▶ _Items from an interface collection_:
________________________

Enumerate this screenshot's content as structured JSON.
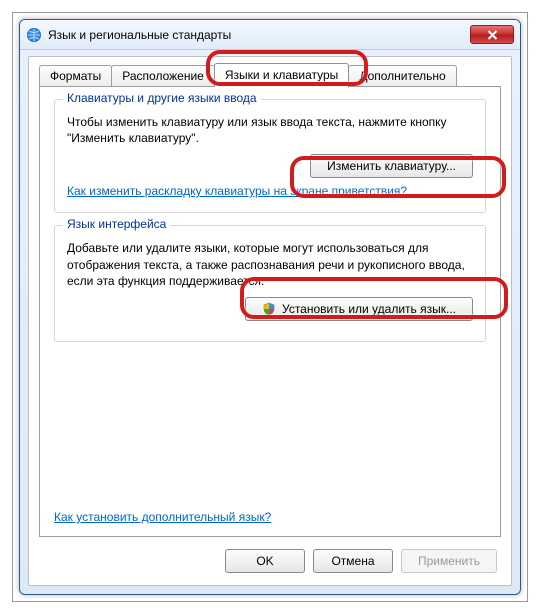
{
  "window": {
    "title": "Язык и региональные стандарты"
  },
  "tabs": {
    "t0": "Форматы",
    "t1": "Расположение",
    "t2": "Языки и клавиатуры",
    "t3": "Дополнительно"
  },
  "group1": {
    "title": "Клавиатуры и другие языки ввода",
    "desc": "Чтобы изменить клавиатуру или язык ввода текста, нажмите кнопку \"Изменить клавиатуру\".",
    "button": "Изменить клавиатуру...",
    "link": "Как изменить раскладку клавиатуры на экране приветствия?"
  },
  "group2": {
    "title": "Язык интерфейса",
    "desc": "Добавьте или удалите языки, которые могут использоваться для отображения текста, а также распознавания речи и рукописного ввода, если эта функция поддерживается.",
    "button": "Установить или удалить язык..."
  },
  "bottom_link": "Как установить дополнительный язык?",
  "buttons": {
    "ok": "OK",
    "cancel": "Отмена",
    "apply": "Применить"
  }
}
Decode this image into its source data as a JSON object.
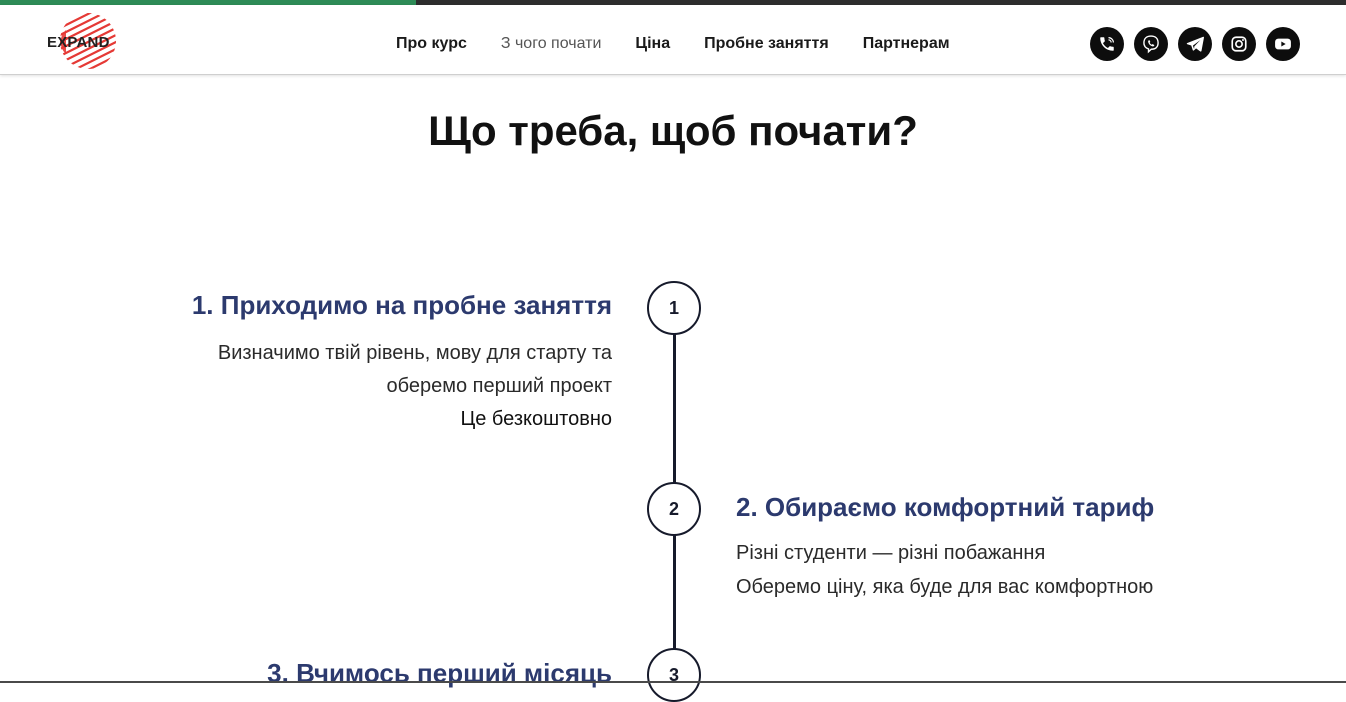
{
  "progress": {
    "fraction": 0.309,
    "track_color": "#2d2d2d",
    "fill_color": "#2e8b57"
  },
  "header": {
    "logo_text": "EXPAND",
    "nav": [
      {
        "label": "Про курс",
        "active": false
      },
      {
        "label": "З чого почати",
        "active": true
      },
      {
        "label": "Ціна",
        "active": false
      },
      {
        "label": "Пробне заняття",
        "active": false
      },
      {
        "label": "Партнерам",
        "active": false
      }
    ],
    "socials": [
      {
        "icon": "phone-icon"
      },
      {
        "icon": "viber-icon"
      },
      {
        "icon": "telegram-icon"
      },
      {
        "icon": "instagram-icon"
      },
      {
        "icon": "youtube-icon"
      }
    ]
  },
  "main": {
    "title": "Що треба, щоб почати?",
    "steps": [
      {
        "number": "1",
        "title": "1. Приходимо на пробне заняття",
        "lines": [
          "Визначимо твій рівень, мову для старту та",
          "оберемо перший проект",
          "Це безкоштовно"
        ]
      },
      {
        "number": "2",
        "title": "2. Обираємо комфортний тариф",
        "lines": [
          "Різні студенти — різні побажання",
          "Оберемо ціну, яка буде для вас комфортною"
        ]
      },
      {
        "number": "3",
        "title": "3. Вчимось перший місяць",
        "lines": []
      }
    ]
  },
  "colors": {
    "step_title": "#2c3a6e",
    "timeline": "#161a2b",
    "logo_red": "#e53935"
  }
}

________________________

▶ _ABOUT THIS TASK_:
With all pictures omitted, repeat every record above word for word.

▶ _RESULT OF THIS TASK_:
Enumerate this screenshot's content as structured JSON.
{
  "window": {
    "title": "Язык и региональные стандарты"
  },
  "tabs": {
    "t0": "Форматы",
    "t1": "Расположение",
    "t2": "Языки и клавиатуры",
    "t3": "Дополнительно"
  },
  "group1": {
    "title": "Клавиатуры и другие языки ввода",
    "desc": "Чтобы изменить клавиатуру или язык ввода текста, нажмите кнопку \"Изменить клавиатуру\".",
    "button": "Изменить клавиатуру...",
    "link": "Как изменить раскладку клавиатуры на экране приветствия?"
  },
  "group2": {
    "title": "Язык интерфейса",
    "desc": "Добавьте или удалите языки, которые могут использоваться для отображения текста, а также распознавания речи и рукописного ввода, если эта функция поддерживается.",
    "button": "Установить или удалить язык..."
  },
  "bottom_link": "Как установить дополнительный язык?",
  "buttons": {
    "ok": "OK",
    "cancel": "Отмена",
    "apply": "Применить"
  }
}
Decode this image into its source data as a JSON object.
{
  "progress": {
    "fraction": 0.309,
    "track_color": "#2d2d2d",
    "fill_color": "#2e8b57"
  },
  "header": {
    "logo_text": "EXPAND",
    "nav": [
      {
        "label": "Про курс",
        "active": false
      },
      {
        "label": "З чого почати",
        "active": true
      },
      {
        "label": "Ціна",
        "active": false
      },
      {
        "label": "Пробне заняття",
        "active": false
      },
      {
        "label": "Партнерам",
        "active": false
      }
    ],
    "socials": [
      {
        "icon": "phone-icon"
      },
      {
        "icon": "viber-icon"
      },
      {
        "icon": "telegram-icon"
      },
      {
        "icon": "instagram-icon"
      },
      {
        "icon": "youtube-icon"
      }
    ]
  },
  "main": {
    "title": "Що треба, щоб почати?",
    "steps": [
      {
        "number": "1",
        "title": "1. Приходимо на пробне заняття",
        "lines": [
          "Визначимо твій рівень, мову для старту та",
          "оберемо перший проект",
          "Це безкоштовно"
        ]
      },
      {
        "number": "2",
        "title": "2. Обираємо комфортний тариф",
        "lines": [
          "Різні студенти — різні побажання",
          "Оберемо ціну, яка буде для вас комфортною"
        ]
      },
      {
        "number": "3",
        "title": "3. Вчимось перший місяць",
        "lines": []
      }
    ]
  },
  "colors": {
    "step_title": "#2c3a6e",
    "timeline": "#161a2b",
    "logo_red": "#e53935"
  }
}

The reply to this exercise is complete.